MATERIAL SUPPLIED START

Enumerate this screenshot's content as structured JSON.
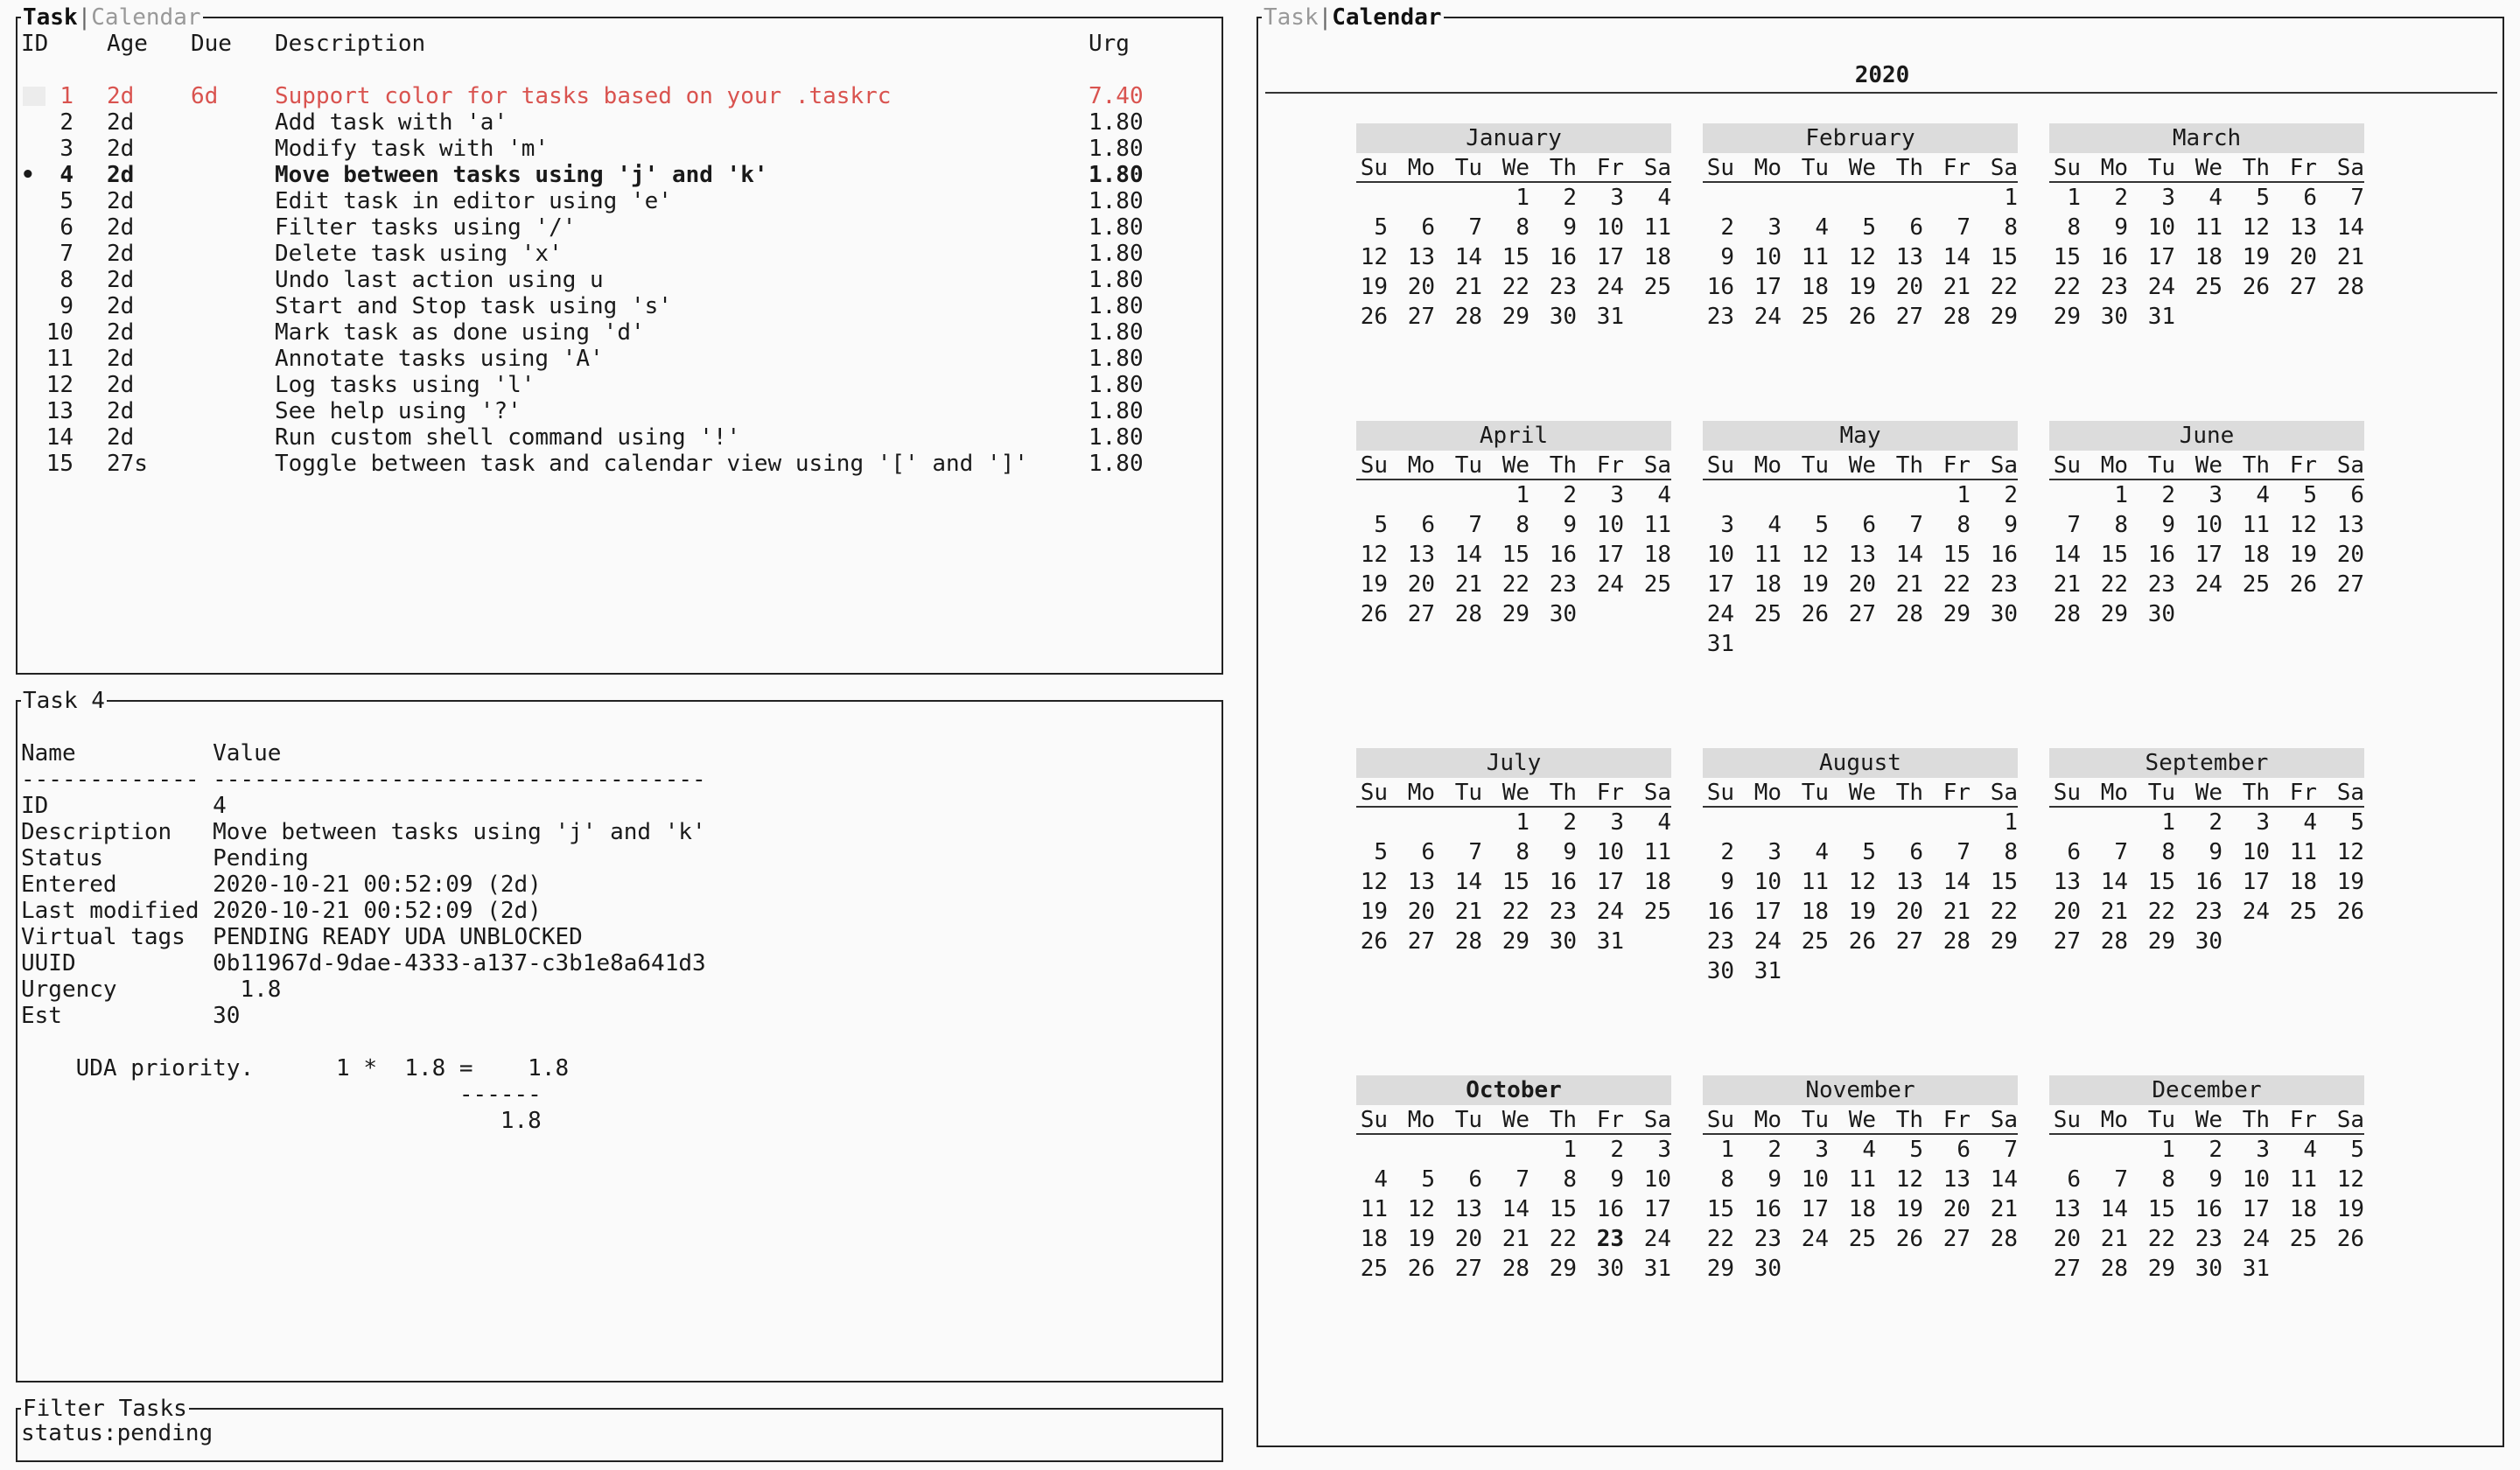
{
  "tabs": {
    "task": "Task",
    "calendar": "Calendar",
    "separator": "|"
  },
  "task_list": {
    "headers": {
      "id": "ID",
      "age": "Age",
      "due": "Due",
      "description": "Description",
      "urgency": "Urg"
    },
    "rows": [
      {
        "id": "1",
        "age": "2d",
        "due": "6d",
        "description": "Support color for tasks based on your .taskrc",
        "urgency": "7.40",
        "style": "red",
        "marker": ""
      },
      {
        "id": "2",
        "age": "2d",
        "due": "",
        "description": "Add task with 'a'",
        "urgency": "1.80",
        "style": "",
        "marker": ""
      },
      {
        "id": "3",
        "age": "2d",
        "due": "",
        "description": "Modify task with 'm'",
        "urgency": "1.80",
        "style": "",
        "marker": ""
      },
      {
        "id": "4",
        "age": "2d",
        "due": "",
        "description": "Move between tasks using 'j' and 'k'",
        "urgency": "1.80",
        "style": "bold",
        "marker": "•"
      },
      {
        "id": "5",
        "age": "2d",
        "due": "",
        "description": "Edit task in editor using 'e'",
        "urgency": "1.80",
        "style": "",
        "marker": ""
      },
      {
        "id": "6",
        "age": "2d",
        "due": "",
        "description": "Filter tasks using '/'",
        "urgency": "1.80",
        "style": "",
        "marker": ""
      },
      {
        "id": "7",
        "age": "2d",
        "due": "",
        "description": "Delete task using 'x'",
        "urgency": "1.80",
        "style": "",
        "marker": ""
      },
      {
        "id": "8",
        "age": "2d",
        "due": "",
        "description": "Undo last action using u",
        "urgency": "1.80",
        "style": "",
        "marker": ""
      },
      {
        "id": "9",
        "age": "2d",
        "due": "",
        "description": "Start and Stop task using 's'",
        "urgency": "1.80",
        "style": "",
        "marker": ""
      },
      {
        "id": "10",
        "age": "2d",
        "due": "",
        "description": "Mark task as done using 'd'",
        "urgency": "1.80",
        "style": "",
        "marker": ""
      },
      {
        "id": "11",
        "age": "2d",
        "due": "",
        "description": "Annotate tasks using 'A'",
        "urgency": "1.80",
        "style": "",
        "marker": ""
      },
      {
        "id": "12",
        "age": "2d",
        "due": "",
        "description": "Log tasks using 'l'",
        "urgency": "1.80",
        "style": "",
        "marker": ""
      },
      {
        "id": "13",
        "age": "2d",
        "due": "",
        "description": "See help using '?'",
        "urgency": "1.80",
        "style": "",
        "marker": ""
      },
      {
        "id": "14",
        "age": "2d",
        "due": "",
        "description": "Run custom shell command using '!'",
        "urgency": "1.80",
        "style": "",
        "marker": ""
      },
      {
        "id": "15",
        "age": "27s",
        "due": "",
        "description": "Toggle between task and calendar view using '[' and ']'",
        "urgency": "1.80",
        "style": "",
        "marker": ""
      }
    ]
  },
  "task_detail": {
    "title": "Task 4",
    "lines": [
      "Name          Value",
      "------------- ------------------------------------",
      "ID            4",
      "Description   Move between tasks using 'j' and 'k'",
      "Status        Pending",
      "Entered       2020-10-21 00:52:09 (2d)",
      "Last modified 2020-10-21 00:52:09 (2d)",
      "Virtual tags  PENDING READY UDA UNBLOCKED",
      "UUID          0b11967d-9dae-4333-a137-c3b1e8a641d3",
      "Urgency         1.8",
      "Est           30",
      "",
      "    UDA priority.      1 *  1.8 =    1.8",
      "                                ------",
      "                                   1.8"
    ]
  },
  "filter": {
    "title": "Filter Tasks",
    "value": "status:pending"
  },
  "calendar": {
    "year": "2020",
    "weekdays": [
      "Su",
      "Mo",
      "Tu",
      "We",
      "Th",
      "Fr",
      "Sa"
    ],
    "current_month_index": 9,
    "today": "23",
    "months": [
      {
        "name": "January",
        "first_weekday": 3,
        "days": 31
      },
      {
        "name": "February",
        "first_weekday": 6,
        "days": 29
      },
      {
        "name": "March",
        "first_weekday": 0,
        "days": 31
      },
      {
        "name": "April",
        "first_weekday": 3,
        "days": 30
      },
      {
        "name": "May",
        "first_weekday": 5,
        "days": 31
      },
      {
        "name": "June",
        "first_weekday": 1,
        "days": 30
      },
      {
        "name": "July",
        "first_weekday": 3,
        "days": 31
      },
      {
        "name": "August",
        "first_weekday": 6,
        "days": 31
      },
      {
        "name": "September",
        "first_weekday": 2,
        "days": 30
      },
      {
        "name": "October",
        "first_weekday": 4,
        "days": 31
      },
      {
        "name": "November",
        "first_weekday": 0,
        "days": 30
      },
      {
        "name": "December",
        "first_weekday": 2,
        "days": 31
      }
    ]
  }
}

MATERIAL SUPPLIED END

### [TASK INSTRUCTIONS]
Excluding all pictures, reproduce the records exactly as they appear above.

### [TASK RESPONSE]
Enumerate this screenshot's content as structured JSON.
{
  "tabs": {
    "task": "Task",
    "calendar": "Calendar",
    "separator": "|"
  },
  "task_list": {
    "headers": {
      "id": "ID",
      "age": "Age",
      "due": "Due",
      "description": "Description",
      "urgency": "Urg"
    },
    "rows": [
      {
        "id": "1",
        "age": "2d",
        "due": "6d",
        "description": "Support color for tasks based on your .taskrc",
        "urgency": "7.40",
        "style": "red",
        "marker": ""
      },
      {
        "id": "2",
        "age": "2d",
        "due": "",
        "description": "Add task with 'a'",
        "urgency": "1.80",
        "style": "",
        "marker": ""
      },
      {
        "id": "3",
        "age": "2d",
        "due": "",
        "description": "Modify task with 'm'",
        "urgency": "1.80",
        "style": "",
        "marker": ""
      },
      {
        "id": "4",
        "age": "2d",
        "due": "",
        "description": "Move between tasks using 'j' and 'k'",
        "urgency": "1.80",
        "style": "bold",
        "marker": "•"
      },
      {
        "id": "5",
        "age": "2d",
        "due": "",
        "description": "Edit task in editor using 'e'",
        "urgency": "1.80",
        "style": "",
        "marker": ""
      },
      {
        "id": "6",
        "age": "2d",
        "due": "",
        "description": "Filter tasks using '/'",
        "urgency": "1.80",
        "style": "",
        "marker": ""
      },
      {
        "id": "7",
        "age": "2d",
        "due": "",
        "description": "Delete task using 'x'",
        "urgency": "1.80",
        "style": "",
        "marker": ""
      },
      {
        "id": "8",
        "age": "2d",
        "due": "",
        "description": "Undo last action using u",
        "urgency": "1.80",
        "style": "",
        "marker": ""
      },
      {
        "id": "9",
        "age": "2d",
        "due": "",
        "description": "Start and Stop task using 's'",
        "urgency": "1.80",
        "style": "",
        "marker": ""
      },
      {
        "id": "10",
        "age": "2d",
        "due": "",
        "description": "Mark task as done using 'd'",
        "urgency": "1.80",
        "style": "",
        "marker": ""
      },
      {
        "id": "11",
        "age": "2d",
        "due": "",
        "description": "Annotate tasks using 'A'",
        "urgency": "1.80",
        "style": "",
        "marker": ""
      },
      {
        "id": "12",
        "age": "2d",
        "due": "",
        "description": "Log tasks using 'l'",
        "urgency": "1.80",
        "style": "",
        "marker": ""
      },
      {
        "id": "13",
        "age": "2d",
        "due": "",
        "description": "See help using '?'",
        "urgency": "1.80",
        "style": "",
        "marker": ""
      },
      {
        "id": "14",
        "age": "2d",
        "due": "",
        "description": "Run custom shell command using '!'",
        "urgency": "1.80",
        "style": "",
        "marker": ""
      },
      {
        "id": "15",
        "age": "27s",
        "due": "",
        "description": "Toggle between task and calendar view using '[' and ']'",
        "urgency": "1.80",
        "style": "",
        "marker": ""
      }
    ]
  },
  "task_detail": {
    "title": "Task 4",
    "lines": [
      "Name          Value",
      "------------- ------------------------------------",
      "ID            4",
      "Description   Move between tasks using 'j' and 'k'",
      "Status        Pending",
      "Entered       2020-10-21 00:52:09 (2d)",
      "Last modified 2020-10-21 00:52:09 (2d)",
      "Virtual tags  PENDING READY UDA UNBLOCKED",
      "UUID          0b11967d-9dae-4333-a137-c3b1e8a641d3",
      "Urgency         1.8",
      "Est           30",
      "",
      "    UDA priority.      1 *  1.8 =    1.8",
      "                                ------",
      "                                   1.8"
    ]
  },
  "filter": {
    "title": "Filter Tasks",
    "value": "status:pending"
  },
  "calendar": {
    "year": "2020",
    "weekdays": [
      "Su",
      "Mo",
      "Tu",
      "We",
      "Th",
      "Fr",
      "Sa"
    ],
    "current_month_index": 9,
    "today": "23",
    "months": [
      {
        "name": "January",
        "first_weekday": 3,
        "days": 31
      },
      {
        "name": "February",
        "first_weekday": 6,
        "days": 29
      },
      {
        "name": "March",
        "first_weekday": 0,
        "days": 31
      },
      {
        "name": "April",
        "first_weekday": 3,
        "days": 30
      },
      {
        "name": "May",
        "first_weekday": 5,
        "days": 31
      },
      {
        "name": "June",
        "first_weekday": 1,
        "days": 30
      },
      {
        "name": "July",
        "first_weekday": 3,
        "days": 31
      },
      {
        "name": "August",
        "first_weekday": 6,
        "days": 31
      },
      {
        "name": "September",
        "first_weekday": 2,
        "days": 30
      },
      {
        "name": "October",
        "first_weekday": 4,
        "days": 31
      },
      {
        "name": "November",
        "first_weekday": 0,
        "days": 30
      },
      {
        "name": "December",
        "first_weekday": 2,
        "days": 31
      }
    ]
  }
}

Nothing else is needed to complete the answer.